A new Insights West poll certainly suggests people here favour some government intervention.
Everybody has a real estate anecdote about housing prices gone wild in BC. Everyones neighbor, cousin, friend, uncle got an amazing price for their run down home they purchased for what is noe quite possibly …Mere pennies, 30 years ago.
Insights West asked Vancouverites this month about a recent debate over levying a tax on people who acquire properties in Vancouver but do not live in them. The idea was extremely popular, with 72 per cent of respondents calling it a “very good” or “good” proposal, and only 18 per cent deeming it “very bad” or “bad.”
Support for such a levy was high across genders (75 per cent for women, 70 per cent for men), all three age groups (from a low of 70 per cent among those aged 55 and over to a high of 76 per cent among those aged 18-34) and all three household incomes brackets (80 per cent in the lowest bracket, 66 per cent among those in households earning $100,000 or more a year).
While we may be unique in Canada, another world-class city is actively looking for ways to deal with empty homes.

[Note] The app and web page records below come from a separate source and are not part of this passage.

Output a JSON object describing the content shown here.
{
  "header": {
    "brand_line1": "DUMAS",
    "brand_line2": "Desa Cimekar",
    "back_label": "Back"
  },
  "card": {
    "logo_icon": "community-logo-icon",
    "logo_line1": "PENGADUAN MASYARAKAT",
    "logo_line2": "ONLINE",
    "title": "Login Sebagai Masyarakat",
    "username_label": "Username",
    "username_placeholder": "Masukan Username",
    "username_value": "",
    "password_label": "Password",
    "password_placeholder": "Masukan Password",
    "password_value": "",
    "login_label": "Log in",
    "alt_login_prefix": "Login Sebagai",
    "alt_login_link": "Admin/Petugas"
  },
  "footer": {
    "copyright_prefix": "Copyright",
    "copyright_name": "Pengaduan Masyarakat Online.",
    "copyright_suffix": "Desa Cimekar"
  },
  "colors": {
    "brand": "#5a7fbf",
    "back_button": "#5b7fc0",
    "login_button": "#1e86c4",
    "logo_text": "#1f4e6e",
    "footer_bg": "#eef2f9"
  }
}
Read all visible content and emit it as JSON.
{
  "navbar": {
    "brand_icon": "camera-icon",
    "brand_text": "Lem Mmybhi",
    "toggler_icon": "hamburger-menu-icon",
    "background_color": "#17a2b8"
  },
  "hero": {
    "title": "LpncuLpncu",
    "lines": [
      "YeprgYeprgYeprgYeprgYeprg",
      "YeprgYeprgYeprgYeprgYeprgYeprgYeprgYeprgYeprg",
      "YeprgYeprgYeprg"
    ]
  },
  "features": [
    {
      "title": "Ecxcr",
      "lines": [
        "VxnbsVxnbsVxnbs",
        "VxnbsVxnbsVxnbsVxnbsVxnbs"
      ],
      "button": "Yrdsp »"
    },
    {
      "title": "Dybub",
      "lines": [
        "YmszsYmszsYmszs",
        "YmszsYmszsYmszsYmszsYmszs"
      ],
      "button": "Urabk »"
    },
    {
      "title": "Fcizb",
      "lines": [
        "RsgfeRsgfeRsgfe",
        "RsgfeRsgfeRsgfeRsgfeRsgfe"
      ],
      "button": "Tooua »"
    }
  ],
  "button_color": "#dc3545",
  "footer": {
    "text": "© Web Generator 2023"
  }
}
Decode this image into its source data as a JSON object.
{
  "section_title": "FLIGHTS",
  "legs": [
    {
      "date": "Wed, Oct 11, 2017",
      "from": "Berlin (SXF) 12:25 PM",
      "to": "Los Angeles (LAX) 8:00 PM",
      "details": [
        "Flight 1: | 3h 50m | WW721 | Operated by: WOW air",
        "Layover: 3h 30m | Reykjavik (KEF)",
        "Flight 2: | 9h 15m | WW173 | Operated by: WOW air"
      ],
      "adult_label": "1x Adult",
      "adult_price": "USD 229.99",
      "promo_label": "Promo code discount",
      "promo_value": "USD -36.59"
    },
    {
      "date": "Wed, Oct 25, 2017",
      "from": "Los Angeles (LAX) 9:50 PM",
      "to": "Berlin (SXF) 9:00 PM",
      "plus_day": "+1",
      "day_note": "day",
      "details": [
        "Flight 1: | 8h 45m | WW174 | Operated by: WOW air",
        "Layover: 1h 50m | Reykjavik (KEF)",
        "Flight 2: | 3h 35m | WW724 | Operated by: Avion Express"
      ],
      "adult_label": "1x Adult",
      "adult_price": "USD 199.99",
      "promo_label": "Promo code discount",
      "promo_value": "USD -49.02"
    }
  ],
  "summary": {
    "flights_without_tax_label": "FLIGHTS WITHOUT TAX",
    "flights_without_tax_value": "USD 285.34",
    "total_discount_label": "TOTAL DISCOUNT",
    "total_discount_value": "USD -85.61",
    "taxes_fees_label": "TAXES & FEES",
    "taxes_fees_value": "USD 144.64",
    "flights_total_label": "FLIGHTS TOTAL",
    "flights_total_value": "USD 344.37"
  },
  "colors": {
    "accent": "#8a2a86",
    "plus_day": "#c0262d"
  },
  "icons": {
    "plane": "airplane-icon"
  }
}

New York City, governed by a Democrat for the first time since 1993, is considering a tax on non-resident owners. Mayor Bill de Blasio — elected on a promise to deal with what he calls the “inequality crisis” — is pondering the levy, which would be applied to anyone who spends less than half the year in the city and owns a property appraised at more than $5 million US.
While I have nothing against capitalism and free enterprise….Is this rabid escalation of housing prices in Vancouver even remotely sustainable?
Prices have escalated to the point where those who might consider selling do not, for fear of not having affordable alternative housing to turn to. After all, if you sell for $1.5m, the only housing option available might be $1.3m unless your reasons for selling include downsizing or moving way out of the city. Maybe even moving to Prince Edward Island where you could buy entire communities with your windfall.
Thus, Vancouver has a shortage of homes for sale. In the existing seller’s market, some buyers bid wild sums for existing property, putting upward pressure on prices.
Now, it is true that the region’s economy is performing well at the moment, probably better than any other metropolitan area in Canada. But few Vancouver-area residents got 15- or 20-per-cent pay raises in the past year.
Median family income in Vancouver in 2013, according to Statistics Canada, was $73,390. An income of about $150,000 is required for mortgage payments on an $800,000 Vancouver home.
That this affordability crisis has gone unaddressed reflects the fact that an overheated market serves the interests of the real estate industry, loving those commissions, and government, raking in property-related tax revenues.
Runaway pricing also works in favour of owners with home equity. It is regrettable that fetters are needed on what, ideally, should be a free and open property market. But with housing out of reach for too many in the region, it is time for government intervention.
Why not follow in the footsteps of the Asian countries where these wealthy investors originate?.
Hong Kong tax costs including the stamp duty, property tax on rental income and profits tax on the disposal gains, equate to approximately 22.4 percent-23.2 percent of the property price in year five, making tax costs on buying a luxury property one of the most expensive in the world, according to the report. The most significant part of the tax cost is the 15 percent Buyer’s Stamp Duty (BSD), which is only chargeable for non-Hong Kong permanent residents and corporate buyers.
Now Ms Clark and Mr. Robertson.. there’s one solution for you?